WORK TO BE COMPLETED:
Report every line of the records below that contains the word "Mondo".

RECORDS PROVIDED:

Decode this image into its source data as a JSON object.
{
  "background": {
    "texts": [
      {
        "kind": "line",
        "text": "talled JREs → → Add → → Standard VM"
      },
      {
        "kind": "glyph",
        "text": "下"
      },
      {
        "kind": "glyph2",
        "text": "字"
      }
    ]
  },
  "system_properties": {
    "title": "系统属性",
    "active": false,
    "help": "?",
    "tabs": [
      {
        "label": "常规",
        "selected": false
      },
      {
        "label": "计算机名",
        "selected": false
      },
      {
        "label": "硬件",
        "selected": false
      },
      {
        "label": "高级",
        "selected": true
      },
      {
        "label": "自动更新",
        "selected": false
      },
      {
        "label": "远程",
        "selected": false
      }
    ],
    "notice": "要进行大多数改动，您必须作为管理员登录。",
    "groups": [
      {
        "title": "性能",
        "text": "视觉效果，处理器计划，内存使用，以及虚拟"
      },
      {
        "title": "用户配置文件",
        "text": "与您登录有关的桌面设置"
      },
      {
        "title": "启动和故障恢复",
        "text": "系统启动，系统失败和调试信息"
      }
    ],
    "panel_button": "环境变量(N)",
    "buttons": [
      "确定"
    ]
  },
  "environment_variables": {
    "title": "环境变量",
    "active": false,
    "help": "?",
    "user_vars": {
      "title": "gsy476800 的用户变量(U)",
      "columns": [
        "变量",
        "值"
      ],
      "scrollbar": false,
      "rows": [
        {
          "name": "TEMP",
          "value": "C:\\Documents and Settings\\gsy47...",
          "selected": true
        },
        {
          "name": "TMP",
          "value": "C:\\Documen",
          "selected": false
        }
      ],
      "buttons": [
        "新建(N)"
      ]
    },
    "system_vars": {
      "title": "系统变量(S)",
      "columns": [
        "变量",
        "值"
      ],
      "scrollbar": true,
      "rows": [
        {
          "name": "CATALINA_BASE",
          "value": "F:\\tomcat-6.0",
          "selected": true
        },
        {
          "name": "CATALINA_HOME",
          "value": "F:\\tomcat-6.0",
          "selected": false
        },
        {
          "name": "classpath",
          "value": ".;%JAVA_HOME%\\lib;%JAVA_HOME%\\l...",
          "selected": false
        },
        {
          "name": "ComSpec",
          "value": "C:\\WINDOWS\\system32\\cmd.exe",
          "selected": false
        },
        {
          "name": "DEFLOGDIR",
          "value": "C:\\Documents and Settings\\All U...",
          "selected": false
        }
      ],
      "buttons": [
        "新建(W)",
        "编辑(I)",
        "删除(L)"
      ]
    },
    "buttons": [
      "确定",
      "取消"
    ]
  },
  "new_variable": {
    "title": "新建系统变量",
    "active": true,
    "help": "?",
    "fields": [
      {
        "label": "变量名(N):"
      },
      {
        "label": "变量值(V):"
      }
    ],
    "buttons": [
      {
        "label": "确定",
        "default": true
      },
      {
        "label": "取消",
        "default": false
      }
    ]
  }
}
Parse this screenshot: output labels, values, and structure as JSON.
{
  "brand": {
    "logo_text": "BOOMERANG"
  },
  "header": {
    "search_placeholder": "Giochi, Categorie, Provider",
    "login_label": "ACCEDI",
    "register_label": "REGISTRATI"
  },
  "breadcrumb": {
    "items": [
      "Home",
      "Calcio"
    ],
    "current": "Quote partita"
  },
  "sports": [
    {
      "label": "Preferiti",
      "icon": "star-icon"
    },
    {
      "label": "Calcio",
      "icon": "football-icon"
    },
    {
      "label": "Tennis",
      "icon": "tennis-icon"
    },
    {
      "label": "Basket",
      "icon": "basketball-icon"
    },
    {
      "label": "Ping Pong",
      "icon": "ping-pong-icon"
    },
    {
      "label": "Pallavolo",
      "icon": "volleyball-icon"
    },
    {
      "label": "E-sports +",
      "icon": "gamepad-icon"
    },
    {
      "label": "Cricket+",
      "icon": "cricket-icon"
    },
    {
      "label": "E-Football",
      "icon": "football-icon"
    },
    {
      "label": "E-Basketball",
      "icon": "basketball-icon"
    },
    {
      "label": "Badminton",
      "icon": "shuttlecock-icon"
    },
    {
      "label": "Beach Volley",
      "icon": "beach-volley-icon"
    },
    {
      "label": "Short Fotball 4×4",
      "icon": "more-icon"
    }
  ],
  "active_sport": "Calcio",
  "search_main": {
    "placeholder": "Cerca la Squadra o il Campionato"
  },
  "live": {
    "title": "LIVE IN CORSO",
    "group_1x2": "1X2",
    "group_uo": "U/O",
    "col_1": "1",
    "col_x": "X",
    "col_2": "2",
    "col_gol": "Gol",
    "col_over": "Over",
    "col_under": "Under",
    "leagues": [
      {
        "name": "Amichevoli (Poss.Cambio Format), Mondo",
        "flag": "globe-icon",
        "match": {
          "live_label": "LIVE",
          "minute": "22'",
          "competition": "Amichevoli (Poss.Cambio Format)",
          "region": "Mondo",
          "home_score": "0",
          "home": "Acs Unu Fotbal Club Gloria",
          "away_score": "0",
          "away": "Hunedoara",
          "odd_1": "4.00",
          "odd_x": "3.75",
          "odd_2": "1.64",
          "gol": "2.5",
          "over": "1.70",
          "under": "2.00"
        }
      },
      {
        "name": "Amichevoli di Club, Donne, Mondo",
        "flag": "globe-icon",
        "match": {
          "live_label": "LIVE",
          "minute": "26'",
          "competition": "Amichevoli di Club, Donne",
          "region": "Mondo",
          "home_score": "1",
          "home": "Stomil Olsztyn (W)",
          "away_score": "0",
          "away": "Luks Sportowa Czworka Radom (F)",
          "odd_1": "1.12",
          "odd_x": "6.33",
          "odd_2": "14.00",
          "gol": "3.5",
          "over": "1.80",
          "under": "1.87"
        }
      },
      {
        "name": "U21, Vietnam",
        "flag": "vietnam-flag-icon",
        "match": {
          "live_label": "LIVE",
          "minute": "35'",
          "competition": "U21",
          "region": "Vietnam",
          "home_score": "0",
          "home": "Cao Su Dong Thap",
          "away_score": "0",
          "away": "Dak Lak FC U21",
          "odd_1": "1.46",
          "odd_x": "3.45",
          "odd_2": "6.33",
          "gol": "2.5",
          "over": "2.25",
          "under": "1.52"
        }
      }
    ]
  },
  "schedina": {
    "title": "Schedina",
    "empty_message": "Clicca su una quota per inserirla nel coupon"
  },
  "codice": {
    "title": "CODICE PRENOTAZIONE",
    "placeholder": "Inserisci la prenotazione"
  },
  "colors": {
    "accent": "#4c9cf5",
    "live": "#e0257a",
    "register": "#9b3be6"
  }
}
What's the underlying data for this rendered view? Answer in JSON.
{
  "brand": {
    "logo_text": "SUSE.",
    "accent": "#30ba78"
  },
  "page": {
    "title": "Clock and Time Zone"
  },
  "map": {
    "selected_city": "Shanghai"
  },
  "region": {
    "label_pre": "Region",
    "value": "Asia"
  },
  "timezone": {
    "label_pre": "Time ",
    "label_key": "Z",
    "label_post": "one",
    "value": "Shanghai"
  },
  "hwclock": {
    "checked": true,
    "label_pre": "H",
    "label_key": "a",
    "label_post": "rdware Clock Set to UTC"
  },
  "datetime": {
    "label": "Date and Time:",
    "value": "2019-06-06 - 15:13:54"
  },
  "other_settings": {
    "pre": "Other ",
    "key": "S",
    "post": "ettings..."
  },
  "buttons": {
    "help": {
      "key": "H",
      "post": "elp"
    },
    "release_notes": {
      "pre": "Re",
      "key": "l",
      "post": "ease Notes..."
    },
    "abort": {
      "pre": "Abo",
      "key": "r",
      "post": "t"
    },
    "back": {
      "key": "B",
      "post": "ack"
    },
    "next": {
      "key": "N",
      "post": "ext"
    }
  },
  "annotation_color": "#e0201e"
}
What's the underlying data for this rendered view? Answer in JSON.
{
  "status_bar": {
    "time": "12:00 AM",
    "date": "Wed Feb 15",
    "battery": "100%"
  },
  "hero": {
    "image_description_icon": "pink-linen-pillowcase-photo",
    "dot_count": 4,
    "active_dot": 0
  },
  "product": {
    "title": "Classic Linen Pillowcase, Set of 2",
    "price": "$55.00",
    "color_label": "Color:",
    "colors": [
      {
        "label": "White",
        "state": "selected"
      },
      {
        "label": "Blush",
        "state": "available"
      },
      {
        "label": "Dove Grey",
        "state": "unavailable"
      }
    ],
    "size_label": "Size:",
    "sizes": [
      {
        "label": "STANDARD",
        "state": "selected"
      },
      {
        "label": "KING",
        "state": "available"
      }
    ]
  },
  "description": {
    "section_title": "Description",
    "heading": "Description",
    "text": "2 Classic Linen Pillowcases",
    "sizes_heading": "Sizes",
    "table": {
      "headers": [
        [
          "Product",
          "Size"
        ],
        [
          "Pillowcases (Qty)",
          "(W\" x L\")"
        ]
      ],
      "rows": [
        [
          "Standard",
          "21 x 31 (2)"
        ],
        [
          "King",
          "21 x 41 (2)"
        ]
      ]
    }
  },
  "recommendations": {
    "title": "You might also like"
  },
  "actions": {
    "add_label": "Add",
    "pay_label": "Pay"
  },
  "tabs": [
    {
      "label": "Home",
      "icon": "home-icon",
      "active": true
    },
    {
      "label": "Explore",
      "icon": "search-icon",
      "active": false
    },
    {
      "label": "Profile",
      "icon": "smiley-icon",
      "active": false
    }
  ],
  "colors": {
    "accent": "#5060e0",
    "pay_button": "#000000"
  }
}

ANSWER BOX:
        "name": "Amichevoli (Poss.Cambio Format), Mondo",
          "region": "Mondo",
        "name": "Amichevoli di Club, Donne, Mondo",
          "region": "Mondo",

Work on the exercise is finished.